|dc.description.abstract||Measurement uncertainty (MU) of results is one of the basic recommended and accepted statistical
methods in laboratory medicine, with which analytical and clinical evaluation of laboratory
test quality is assessed. Literature data indicate that the calculation of MU is not a simple process,
but that its assessment in daily laboratory practice should be reduced to routine and simple
presentation, understandable to both laboratory professionals and physicians. In order to achieve
this, it is necessary to understand the purpose of the test for which MU is to be determined.
Various suggestions have been given for presentation of MU as a quantitative indicator of the
quality of the final measurement result in the medical laboratory. Although MU refers to the final
measurement result, this metrological concept reflects the entire laboratory measurement process.
The data on estimated MU is used to interpret the measured numerical result, and represents
quantitatively the quality of the measurement itself, i.e. how different are the results of
multiple measurements of the analyte of interest in the same sample, as well as whether the
method of determination itself is subjected to significant random and systematic deviation.
Initially, in the metrological concept, the MU is viewed in relation to the true value of the analyte
of interest. However, the true value of the analyte measured in the biological fluid matrix of the
study population cannot be known. It is therefore considered the closest value obtained by the
perfect method, for which the bias and inaccuracy, as measures of systematic and random error,
are equal to zero, which is practically impossible to achieve in routine laboratory practice.
Although current standards require accredited medical laboratories to estimate MU, none of
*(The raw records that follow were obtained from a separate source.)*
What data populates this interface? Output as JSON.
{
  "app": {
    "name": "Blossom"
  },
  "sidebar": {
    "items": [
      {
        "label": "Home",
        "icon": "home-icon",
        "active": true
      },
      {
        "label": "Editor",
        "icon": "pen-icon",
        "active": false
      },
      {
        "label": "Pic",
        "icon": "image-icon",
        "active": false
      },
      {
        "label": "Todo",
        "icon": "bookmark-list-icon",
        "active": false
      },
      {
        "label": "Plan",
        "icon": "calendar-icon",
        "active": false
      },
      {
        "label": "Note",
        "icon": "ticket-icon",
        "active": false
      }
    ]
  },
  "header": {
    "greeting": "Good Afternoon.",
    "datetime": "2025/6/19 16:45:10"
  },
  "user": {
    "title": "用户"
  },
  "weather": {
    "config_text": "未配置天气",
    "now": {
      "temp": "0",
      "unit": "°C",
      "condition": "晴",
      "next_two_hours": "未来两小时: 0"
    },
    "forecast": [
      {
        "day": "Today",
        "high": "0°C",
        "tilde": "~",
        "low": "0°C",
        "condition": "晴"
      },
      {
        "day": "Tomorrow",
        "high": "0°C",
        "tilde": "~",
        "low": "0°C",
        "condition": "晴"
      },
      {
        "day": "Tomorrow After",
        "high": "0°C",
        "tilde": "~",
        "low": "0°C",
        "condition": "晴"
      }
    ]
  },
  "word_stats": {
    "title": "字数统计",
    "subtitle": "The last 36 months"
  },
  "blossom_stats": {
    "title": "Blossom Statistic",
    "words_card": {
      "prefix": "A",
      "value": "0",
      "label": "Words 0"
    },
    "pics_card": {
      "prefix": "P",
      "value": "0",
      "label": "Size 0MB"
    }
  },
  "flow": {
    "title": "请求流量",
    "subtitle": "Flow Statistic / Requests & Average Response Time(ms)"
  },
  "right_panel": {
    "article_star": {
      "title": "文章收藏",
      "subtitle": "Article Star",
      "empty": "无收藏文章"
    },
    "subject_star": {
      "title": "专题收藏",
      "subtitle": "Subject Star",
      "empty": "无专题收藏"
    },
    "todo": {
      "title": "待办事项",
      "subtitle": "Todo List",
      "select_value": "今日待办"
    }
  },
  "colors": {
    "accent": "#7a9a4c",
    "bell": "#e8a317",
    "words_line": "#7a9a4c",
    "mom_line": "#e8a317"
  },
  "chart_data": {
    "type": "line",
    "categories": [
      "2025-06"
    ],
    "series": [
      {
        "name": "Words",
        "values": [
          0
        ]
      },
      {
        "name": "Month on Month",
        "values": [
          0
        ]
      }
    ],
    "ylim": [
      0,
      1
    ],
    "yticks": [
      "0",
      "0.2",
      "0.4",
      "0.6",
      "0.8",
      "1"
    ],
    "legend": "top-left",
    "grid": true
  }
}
these guidelines provide clear guidance on how this can be achieved in daily laboratory work.
This review examines literary data and documents dealing with MU issues, but also highlights
what additional terms and data should be considered when interpreting MU. This paper ultimately
draws attention, and once again points out, that a simpler solution is needed for this universal
concept to be formally and universally applicable in routine laboratory medicine practice.||en